Deark sets the exit status to nonzero only if it wasn't able to do its job, e.g. due to a read or write failure. A malformed input file usually does not cause such an error, and the exit status will be zero even if an error message was printed.
However, all fatal errors result in a nonzero exit status, and in extreme cases it is possible for the input file to cause a fatal error, due to certain resource limits being exceeded.
Starting with version 1.4.x, Deark is distributed under an MIT-style license. See the COPYING file for the license text.
The main Deark license does not necessarily apply to the code in the "foreign" subdirectory. Each file there may have its own licensing terms. In particular:
uncompface.h: Copyright (c) James Ashton - Sydney University - June 1990 (See the file foreign/readme-compface.txt for details.)
By necessity, Deark contains knowledge about how to decode various third-party file formats. This knowledge includes data structures, algorithms, tables, color palettes, etc. The author(s) of Deark make no intellectual property claims to this essential knowledge, but they cannot guarantee that no one else will attempt to do so.
Deark contains VGA and CGA bitmapped fonts, which have no known copyright claims.
Be particularly wary of relying on Deark to decode archive and compression formats (tar, ar, gzip, cpio, ...). For example, to decode tar format, you really should use a battle-hardened application like GNU Tar, not Deark. Deark's support for such formats is often incomplete, and it does not always do integrity checking.
Feedback and contributions
(As of 2020-09.) Suggestions and bug reports are welcome. This can be done by opening a GitHub issue, or by email. If you prefer to do it in the form of a GitHub "pull request", that's fine too, but as a general rule, such requests won't be merged directly.
Deark is not really a collaborative project at this time. Unsolicited contributions of more than a few lines of code are unlikely to be accepted. It's okay to offer them, but please don't do a lot of work with the expectation that it will be accepted.
Any code copyrighted by someone other than the main Deark developer(s) is only allowed in the "foreign" section of the project. Pointers to existing open source format decoders, that might be useful in Deark, are welcome. However, most such code will be rejected for one reason or another (incompatible license, too large, too trivial, etc.).
How to build
See the technical.md file.
Thanks to Rich Geldreich for the miniz library.
Thanks to James Ashton for much of the code used by the X-Face format decoder.
Thanks to Mark Adler for the ZIP "implode" decompression code.

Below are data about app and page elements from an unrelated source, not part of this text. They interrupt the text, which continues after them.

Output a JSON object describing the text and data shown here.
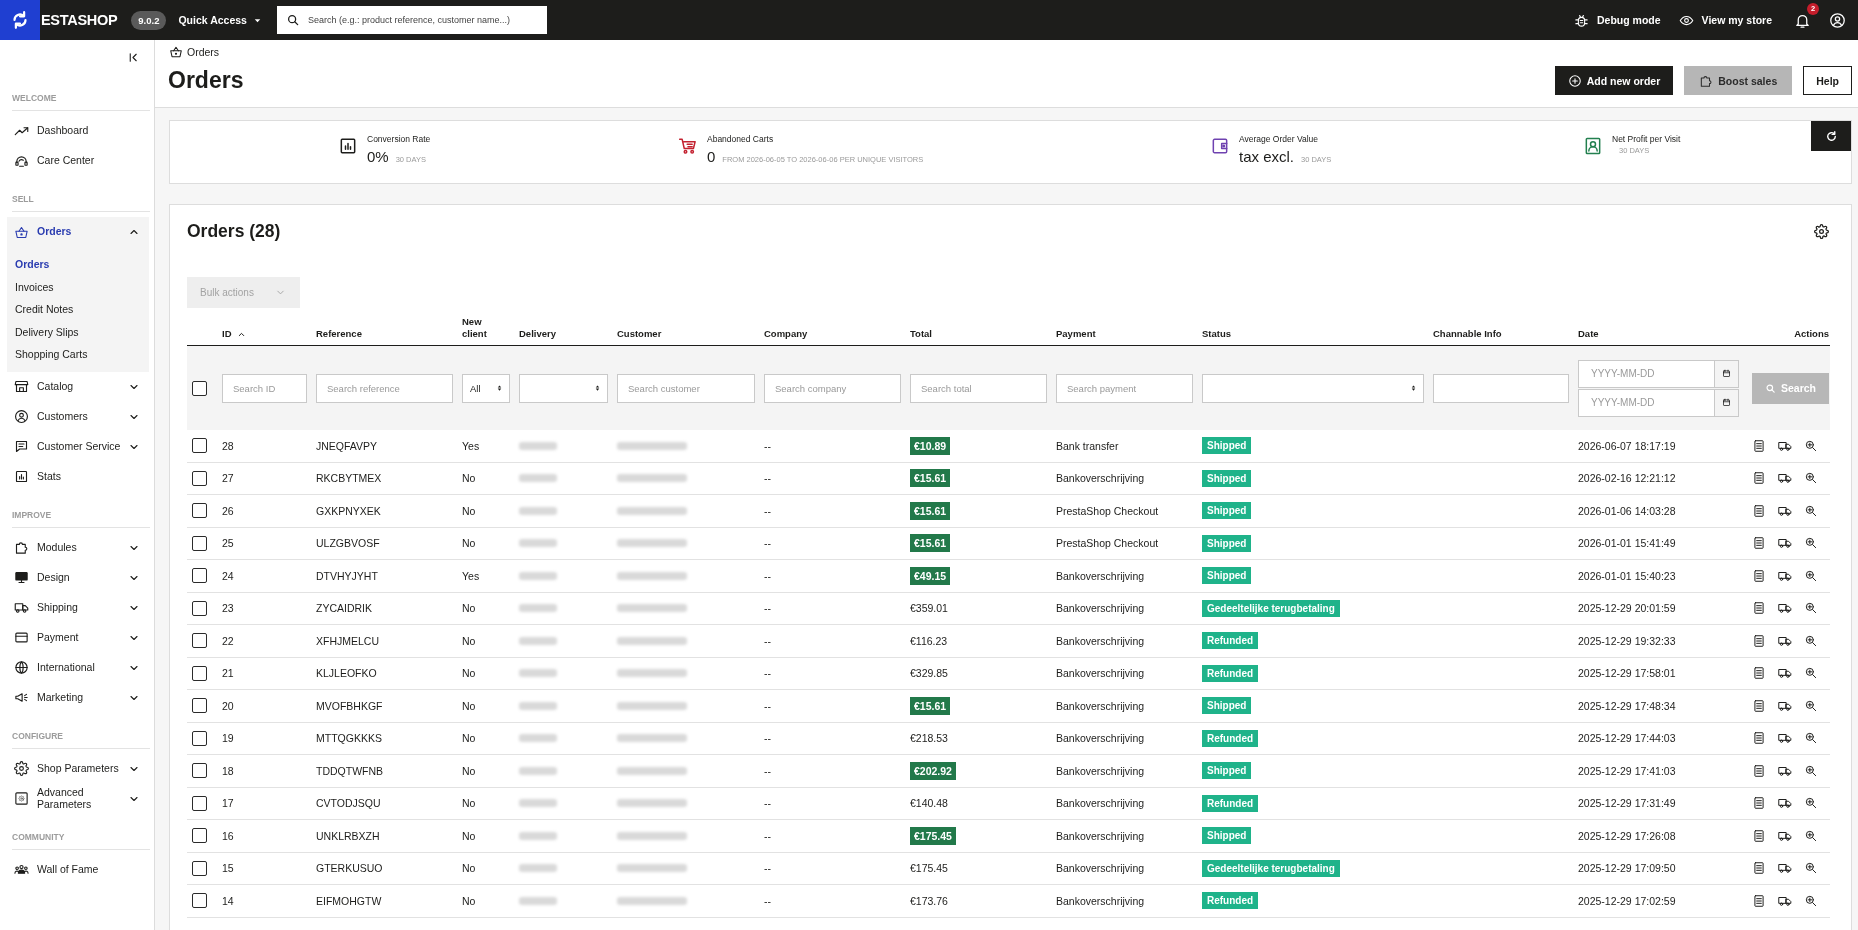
{
  "topbar": {
    "logo_text": "ESTASHOP",
    "version": "9.0.2",
    "quick_access": "Quick Access",
    "search": {
      "placeholder": "Search (e.g.: product reference, customer name...)"
    },
    "debug_mode": "Debug mode",
    "view_store": "View my store",
    "notification_count": "2"
  },
  "sidebar": {
    "sections": [
      {
        "title": "WELCOME",
        "items": [
          {
            "label": "Dashboard",
            "kind": "link",
            "selected": false
          },
          {
            "label": "Care Center",
            "kind": "link",
            "selected": false
          }
        ]
      },
      {
        "title": "SELL",
        "items": [
          {
            "label": "Orders",
            "kind": "menu",
            "selected": true,
            "expanded": true,
            "children": [
              {
                "label": "Orders",
                "selected": true
              },
              {
                "label": "Invoices",
                "selected": false
              },
              {
                "label": "Credit Notes",
                "selected": false
              },
              {
                "label": "Delivery Slips",
                "selected": false
              },
              {
                "label": "Shopping Carts",
                "selected": false
              }
            ]
          },
          {
            "label": "Catalog",
            "kind": "menu",
            "selected": false,
            "expanded": false
          },
          {
            "label": "Customers",
            "kind": "menu",
            "selected": false,
            "expanded": false
          },
          {
            "label": "Customer Service",
            "kind": "menu",
            "selected": false,
            "expanded": false
          },
          {
            "label": "Stats",
            "kind": "link",
            "selected": false
          }
        ]
      },
      {
        "title": "IMPROVE",
        "items": [
          {
            "label": "Modules",
            "kind": "menu",
            "selected": false,
            "expanded": false
          },
          {
            "label": "Design",
            "kind": "menu",
            "selected": false,
            "expanded": false
          },
          {
            "label": "Shipping",
            "kind": "menu",
            "selected": false,
            "expanded": false
          },
          {
            "label": "Payment",
            "kind": "menu",
            "selected": false,
            "expanded": false
          },
          {
            "label": "International",
            "kind": "menu",
            "selected": false,
            "expanded": false
          },
          {
            "label": "Marketing",
            "kind": "menu",
            "selected": false,
            "expanded": false
          }
        ]
      },
      {
        "title": "CONFIGURE",
        "items": [
          {
            "label": "Shop Parameters",
            "kind": "menu",
            "selected": false,
            "expanded": false
          },
          {
            "label": "Advanced Parameters",
            "kind": "menu",
            "selected": false,
            "expanded": false
          }
        ]
      },
      {
        "title": "COMMUNITY",
        "items": [
          {
            "label": "Wall of Fame",
            "kind": "link",
            "selected": false
          }
        ]
      }
    ]
  },
  "header": {
    "breadcrumb": "Orders",
    "title": "Orders",
    "buttons": [
      {
        "label": "Add new order",
        "kind": "primary"
      },
      {
        "label": "Boost sales",
        "kind": "secondary"
      },
      {
        "label": "Help",
        "kind": "outline"
      }
    ]
  },
  "kpis": [
    {
      "title": "Conversion Rate",
      "value": "0%",
      "period": "30 DAYS",
      "color": "#1d1d1b"
    },
    {
      "title": "Abandoned Carts",
      "value": "0",
      "period": "FROM 2026-06-05 TO 2026-06-06 PER UNIQUE VISITORS",
      "color": "#c3202f"
    },
    {
      "title": "Average Order Value",
      "value": "tax excl.",
      "period": "30 DAYS",
      "color": "#6f42b0"
    },
    {
      "title": "Net Profit per Visit",
      "period": "30 DAYS",
      "color": "#23804f"
    }
  ],
  "orders": {
    "title": "Orders (28)",
    "bulk_actions": {
      "label": "Bulk actions",
      "disabled": true
    },
    "select_all": {
      "checked": false
    },
    "columns": [
      {
        "label": "ID",
        "sorted_ascending": true
      },
      {
        "label": "Reference"
      },
      {
        "label": "New client"
      },
      {
        "label": "Delivery"
      },
      {
        "label": "Customer"
      },
      {
        "label": "Company"
      },
      {
        "label": "Total"
      },
      {
        "label": "Payment"
      },
      {
        "label": "Status"
      },
      {
        "label": "Channable Info"
      },
      {
        "label": "Date"
      },
      {
        "label": "Actions"
      }
    ],
    "filters": [
      {
        "kind": "input",
        "placeholder": "Search ID"
      },
      {
        "kind": "input",
        "placeholder": "Search reference"
      },
      {
        "kind": "select",
        "value": "All"
      },
      {
        "kind": "select"
      },
      {
        "kind": "input",
        "placeholder": "Search customer"
      },
      {
        "kind": "input",
        "placeholder": "Search company"
      },
      {
        "kind": "input",
        "placeholder": "Search total"
      },
      {
        "kind": "input",
        "placeholder": "Search payment"
      },
      {
        "kind": "select"
      },
      {
        "kind": "input"
      },
      {
        "kind": "date",
        "from_placeholder": "YYYY-MM-DD",
        "to_placeholder": "YYYY-MM-DD"
      },
      {
        "kind": "button",
        "label": "Search",
        "disabled": true
      }
    ],
    "rows": [
      {
        "checked": false,
        "id": "28",
        "reference": "JNEQFAVPY",
        "new_client": "Yes",
        "company": "--",
        "total": "€10.89",
        "total_highlighted": true,
        "payment": "Bank transfer",
        "status": "Shipped",
        "date": "2026-06-07 18:17:19"
      },
      {
        "checked": false,
        "id": "27",
        "reference": "RKCBYTMEX",
        "new_client": "No",
        "company": "--",
        "total": "€15.61",
        "total_highlighted": true,
        "payment": "Bankoverschrijving",
        "status": "Shipped",
        "date": "2026-02-16 12:21:12"
      },
      {
        "checked": false,
        "id": "26",
        "reference": "GXKPNYXEK",
        "new_client": "No",
        "company": "--",
        "total": "€15.61",
        "total_highlighted": true,
        "payment": "PrestaShop Checkout",
        "status": "Shipped",
        "date": "2026-01-06 14:03:28"
      },
      {
        "checked": false,
        "id": "25",
        "reference": "ULZGBVOSF",
        "new_client": "No",
        "company": "--",
        "total": "€15.61",
        "total_highlighted": true,
        "payment": "PrestaShop Checkout",
        "status": "Shipped",
        "date": "2026-01-01 15:41:49"
      },
      {
        "checked": false,
        "id": "24",
        "reference": "DTVHYJYHT",
        "new_client": "Yes",
        "company": "--",
        "total": "€49.15",
        "total_highlighted": true,
        "payment": "Bankoverschrijving",
        "status": "Shipped",
        "date": "2026-01-01 15:40:23"
      },
      {
        "checked": false,
        "id": "23",
        "reference": "ZYCAIDRIK",
        "new_client": "No",
        "company": "--",
        "total": "€359.01",
        "total_highlighted": false,
        "payment": "Bankoverschrijving",
        "status": "Gedeeltelijke terugbetaling",
        "date": "2025-12-29 20:01:59"
      },
      {
        "checked": false,
        "id": "22",
        "reference": "XFHJMELCU",
        "new_client": "No",
        "company": "--",
        "total": "€116.23",
        "total_highlighted": false,
        "payment": "Bankoverschrijving",
        "status": "Refunded",
        "date": "2025-12-29 19:32:33"
      },
      {
        "checked": false,
        "id": "21",
        "reference": "KLJLEOFKO",
        "new_client": "No",
        "company": "--",
        "total": "€329.85",
        "total_highlighted": false,
        "payment": "Bankoverschrijving",
        "status": "Refunded",
        "date": "2025-12-29 17:58:01"
      },
      {
        "checked": false,
        "id": "20",
        "reference": "MVOFBHKGF",
        "new_client": "No",
        "company": "--",
        "total": "€15.61",
        "total_highlighted": true,
        "payment": "Bankoverschrijving",
        "status": "Shipped",
        "date": "2025-12-29 17:48:34"
      },
      {
        "checked": false,
        "id": "19",
        "reference": "MTTQGKKKS",
        "new_client": "No",
        "company": "--",
        "total": "€218.53",
        "total_highlighted": false,
        "payment": "Bankoverschrijving",
        "status": "Refunded",
        "date": "2025-12-29 17:44:03"
      },
      {
        "checked": false,
        "id": "18",
        "reference": "TDDQTWFNB",
        "new_client": "No",
        "company": "--",
        "total": "€202.92",
        "total_highlighted": true,
        "payment": "Bankoverschrijving",
        "status": "Shipped",
        "date": "2025-12-29 17:41:03"
      },
      {
        "checked": false,
        "id": "17",
        "reference": "CVTODJSQU",
        "new_client": "No",
        "company": "--",
        "total": "€140.48",
        "total_highlighted": false,
        "payment": "Bankoverschrijving",
        "status": "Refunded",
        "date": "2025-12-29 17:31:49"
      },
      {
        "checked": false,
        "id": "16",
        "reference": "UNKLRBXZH",
        "new_client": "No",
        "company": "--",
        "total": "€175.45",
        "total_highlighted": true,
        "payment": "Bankoverschrijving",
        "status": "Shipped",
        "date": "2025-12-29 17:26:08"
      },
      {
        "checked": false,
        "id": "15",
        "reference": "GTERKUSUO",
        "new_client": "No",
        "company": "--",
        "total": "€175.45",
        "total_highlighted": false,
        "payment": "Bankoverschrijving",
        "status": "Gedeeltelijke terugbetaling",
        "date": "2025-12-29 17:09:50"
      },
      {
        "checked": false,
        "id": "14",
        "reference": "EIFMOHGTW",
        "new_client": "No",
        "company": "--",
        "total": "€173.76",
        "total_highlighted": false,
        "payment": "Bankoverschrijving",
        "status": "Refunded",
        "date": "2025-12-29 17:02:59"
      }
    ]
  }
}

Thanks to countless others who have documented the supported file formats.